The Spellchasers trilogy is available and out now.

Thank you so much for reading! What are your favourite myths? Do you love retellings of them? What are your favourites? I’d love to hear about them in the comments!

Amy xxx

My 5 Favourite Disney Villains

Hello everybody!

As a sort of Halloween themed post, I thought it would be fun to share my five favourite Disney villains today. There are sone absolutely ones and it was very hard to narrow down my list to 5. 

Onto the baddies!

Mother Gothel, from Tangled- Mother Gothel is an excellent villain; she’s sinister, creepy and manipulative. It’s incredibly fun to love to hate her, and Mother Knows Best is incredibly catchy.
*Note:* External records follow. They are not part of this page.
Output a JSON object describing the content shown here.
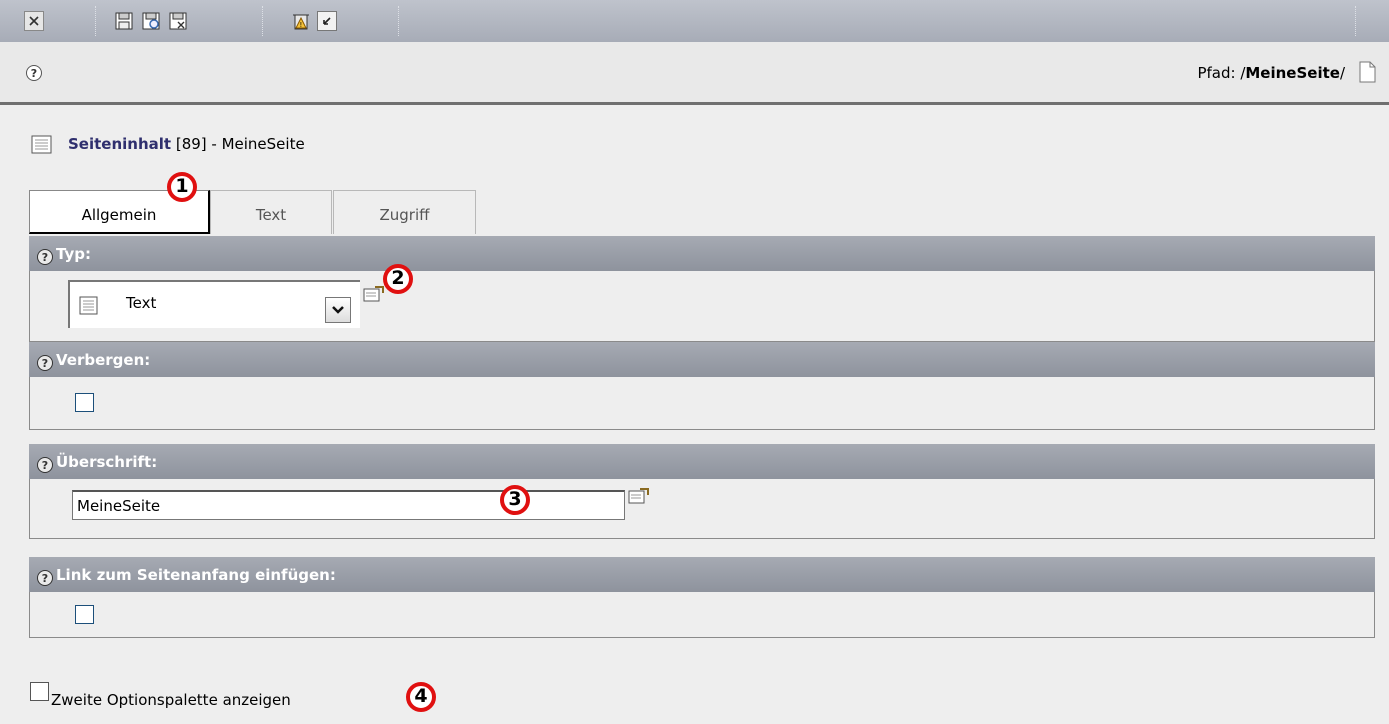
{
  "toolbar": {
    "icons": [
      "close-icon",
      "save-icon",
      "save-view-icon",
      "save-close-icon",
      "delete-icon",
      "undo-icon"
    ]
  },
  "header": {
    "path_label": "Pfad: /",
    "path_value": "MeineSeite",
    "path_suffix": "/"
  },
  "record": {
    "title_link": "Seiteninhalt",
    "title_rest": " [89] - MeineSeite"
  },
  "tabs": [
    {
      "label": "Allgemein",
      "active": true
    },
    {
      "label": "Text",
      "active": false
    },
    {
      "label": "Zugriff",
      "active": false
    }
  ],
  "fields": {
    "typ": {
      "label": "Typ:",
      "value": "Text"
    },
    "verbergen": {
      "label": "Verbergen:",
      "checked": false
    },
    "ueberschrift": {
      "label": "Überschrift:",
      "value": "MeineSeite"
    },
    "link_top": {
      "label": "Link zum Seitenanfang einfügen:",
      "checked": false
    }
  },
  "second_palette": {
    "label": "Zweite Optionspalette anzeigen",
    "checked": false
  },
  "markers": [
    "1",
    "2",
    "3",
    "4"
  ],
  "colors": {
    "accent": "#2f2f6e",
    "marker": "#e01010",
    "section_head": "#9a9ea8"
  }
}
Dr. Faciler, from the Princess and the Frog- Even though the Princess and the Frog isn’t my favourite Disney film by a long shot, I do love it’s villain. He’s sneaky, and clever, and uses some really interesting dark magic throughout. 
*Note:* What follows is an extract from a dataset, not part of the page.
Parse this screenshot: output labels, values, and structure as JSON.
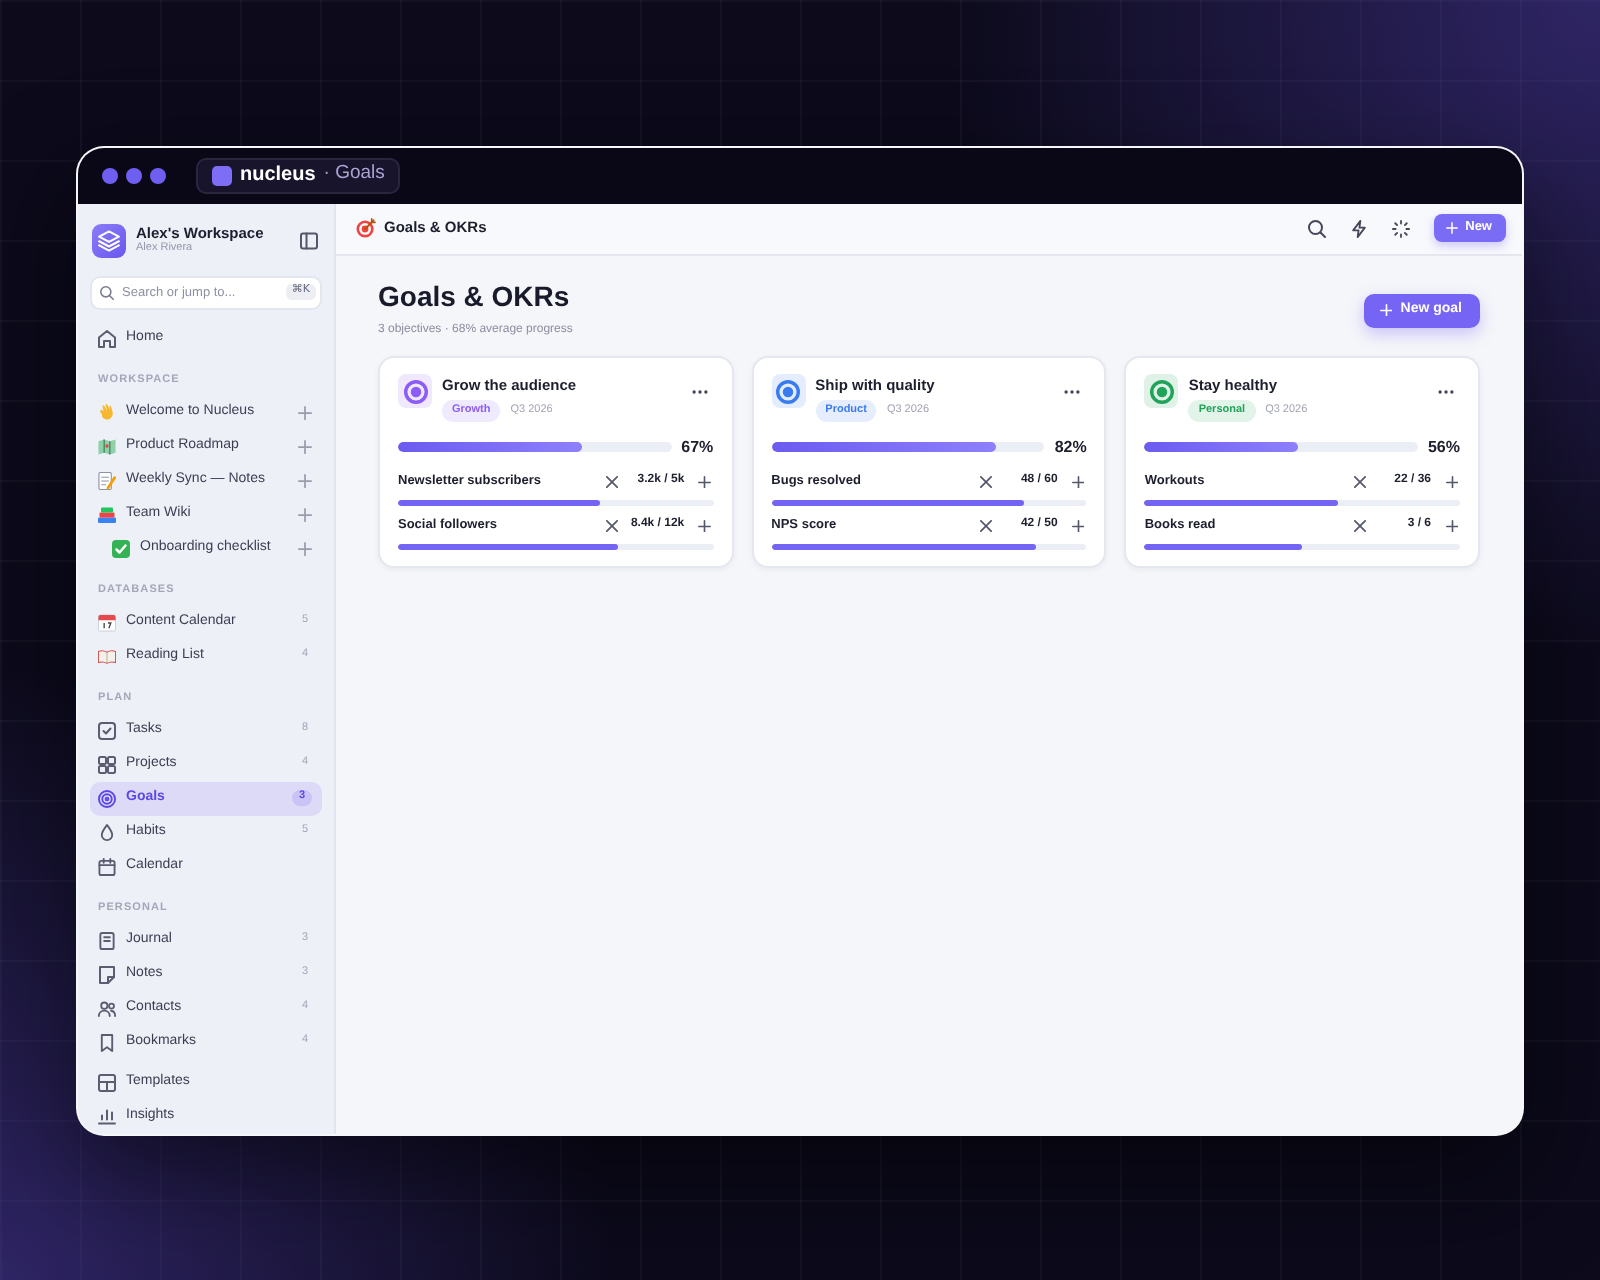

Ursula, from the Little Mermaid- Like Mother Gothel, I love to hate Ursula. She’s just plain EVIL, with what she does to Ariel in this film. I love the fact the she has menacing sidekicks to do her bidding, in Flotsam and Jetsam.

Shere Kahn, from the Jungle Book- I find Shere Kahn fascinating. Is he really the villain of the Jungle Book? Sure, he hates Mowgli, but only because humans have hurt him and his jungle. I actually feel sorry for him to be honest. Plus, tigers are my favourite animal, so I kind of have to love him!

Scar, from the Lion King- Yes, I saved the best for last. Scar is chilling, callous and coldhearted; his actions during the film are despicable and every scene he’s in sends shivers down my spine. He’s the ultimate baddie. On a more frivolous note, Be Prepared is quite possibly my favourite Disney song of all time, and Scar also spawned one of my favourite GIFS 😁

Thank you so much for reading! Who are your favourite Disney villains? Why do you love to hate them? Do we share any? Let me know in the comments!

See you soon with a new post, 

Amy xxx

#sixforsunday: Books That Made Me Cry

Hello everybody!

Today, I’m taking part in Steph’s fabulous Six for Sunday meme, and today’s theme is books that made us cry. I cry at quite a lot of books, so I’ve decided to speak about six which particularly emotionally destroyed me! 😭

Let’s get started! (In noparticular order)

Boy in the Tower by Polly Ho-Yen – Im not sure what it is about this book that makes me cry. I think it’s Ade. His bravery and narration is wonderful; the real star attraction of the story, and also the community spirit we see as the book progresses. Even the opening pages make me well up now, because I know all of the journey that’s to come.

Being Miss Nobody by Tamsin Winter- This has been one of my favouritereads this year, and it made me incredibly emotional. I cried quite a bit, but I also laughed and smiled. It’s a very special book, and I can’t wait to reread it and read more from Tamsin Winter. 

Running on the Roof of the World by Jess Butterworth- Like the above, this book is a total emotional rollercoaster, and I cried several times. In one scene involving the yaks (which I won’t spoil), Jess Butterworth broke my heart. She put it back together by the end though, and her writing is so stunning and special I don’t mind anyway.

Summer’s Dream by Cathy Cassidy- Summer’s struggle with anorexia, which we see in this book most prominently, is devastating, and certainly made me cry in places.

Ways to Live Forever by Sally Nicholls- Sam’s story tore my heart apart, and the ending cemented this. It’s such a beautiful, heartwarming and heartbreaking story, and even though I barely ever hear anyone mentioning it anymore I think it’ll stay with me forever. 

Trash by Andy Mulligan- this story tells of 3 boys in a 3rd world country, eho have to sift through trash to survive. The subject matter is heartwrenching, and all too real, and it’s the first book I remember being absolutely broken by. I can’t remember everything about it now, as it’s quite a few years since I’ve read it and I’m too scared to pick it up again, but it had a huge effect on me at the time. 

Thank you so much for reading! What books made you cry, if any? I’d love to hear from you in the comments!

See you soon with a new post, 

Amy xxx